__Exercise requirements__. Among the records below, determine how many lines have the word "this" in them; output only the number.

__Listed records__.
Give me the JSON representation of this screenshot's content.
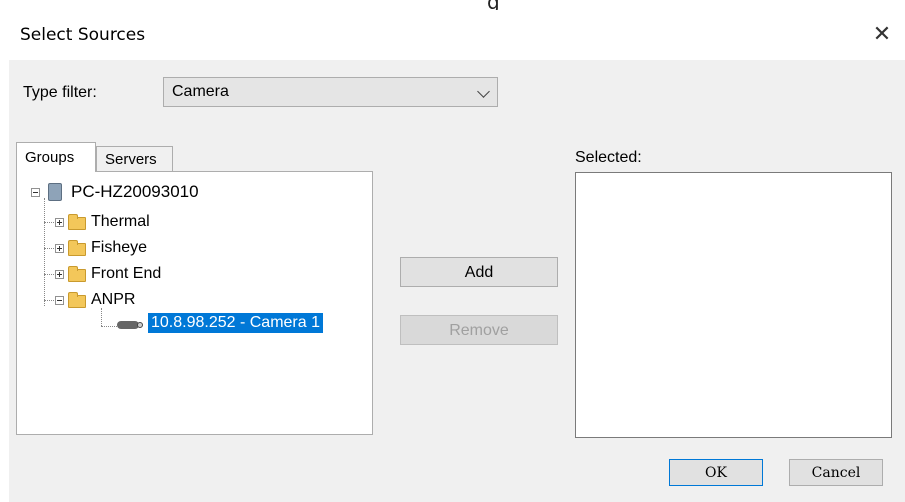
{
  "top_strip_text": "g",
  "dialog": {
    "title": "Select Sources",
    "close_glyph": "✕"
  },
  "filter": {
    "label": "Type filter:",
    "selected": "Camera"
  },
  "tabs": [
    {
      "label": "Groups",
      "active": true
    },
    {
      "label": "Servers",
      "active": false
    }
  ],
  "tree": {
    "root": "PC-HZ20093010",
    "groups": [
      "Thermal",
      "Fisheye",
      "Front End",
      "ANPR"
    ],
    "expanded_group": "ANPR",
    "camera": "10.8.98.252 - Camera 1"
  },
  "selected_label": "Selected:",
  "buttons": {
    "add": "Add",
    "remove": "Remove",
    "ok": "OK",
    "cancel": "Cancel"
  },
  "colors": {
    "selection": "#0078d7",
    "dialog_bg": "#f0f0f0",
    "folder": "#f3c75a"
  }
}
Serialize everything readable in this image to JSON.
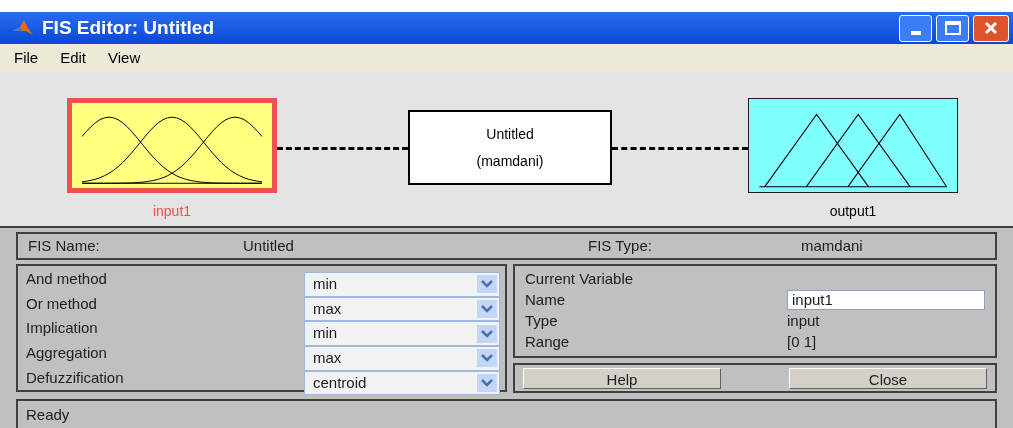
{
  "window": {
    "title": "FIS Editor: Untitled"
  },
  "menu": [
    "File",
    "Edit",
    "View"
  ],
  "diagram": {
    "inputs": [
      {
        "label": "input1",
        "selected": true
      }
    ],
    "system": {
      "name": "Untitled",
      "type": "(mamdani)",
      "selected": false
    },
    "outputs": [
      {
        "label": "output1",
        "selected": false
      }
    ]
  },
  "fis_info": {
    "name_label": "FIS Name:",
    "name": "Untitled",
    "type_label": "FIS Type:",
    "type": "mamdani"
  },
  "methods": [
    {
      "label": "And method",
      "value": "min"
    },
    {
      "label": "Or method",
      "value": "max"
    },
    {
      "label": "Implication",
      "value": "min"
    },
    {
      "label": "Aggregation",
      "value": "max"
    },
    {
      "label": "Defuzzification",
      "value": "centroid"
    }
  ],
  "current_variable": {
    "title": "Current Variable",
    "name_label": "Name",
    "name": "input1",
    "type_label": "Type",
    "type": "input",
    "range_label": "Range",
    "range": "[0 1]"
  },
  "buttons": [
    "Help",
    "Close"
  ],
  "status_bar": "Ready"
}
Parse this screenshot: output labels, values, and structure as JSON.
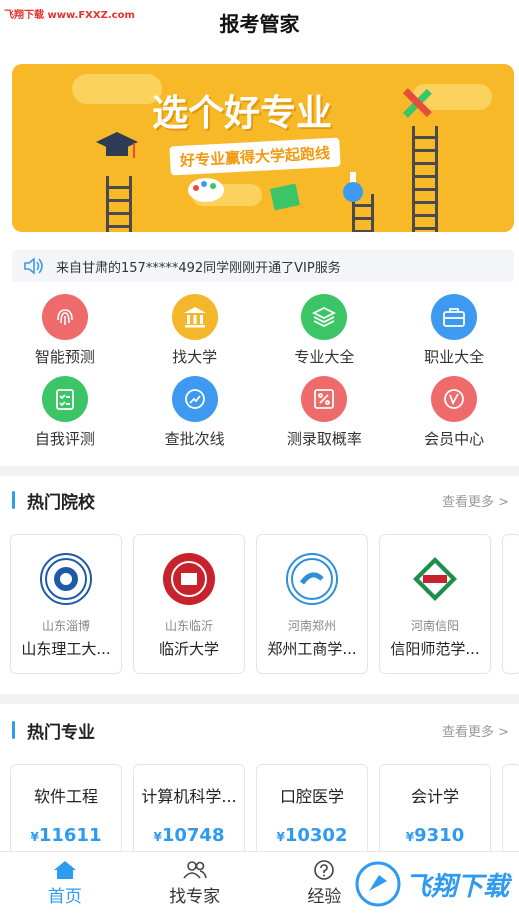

__Task solution__. 3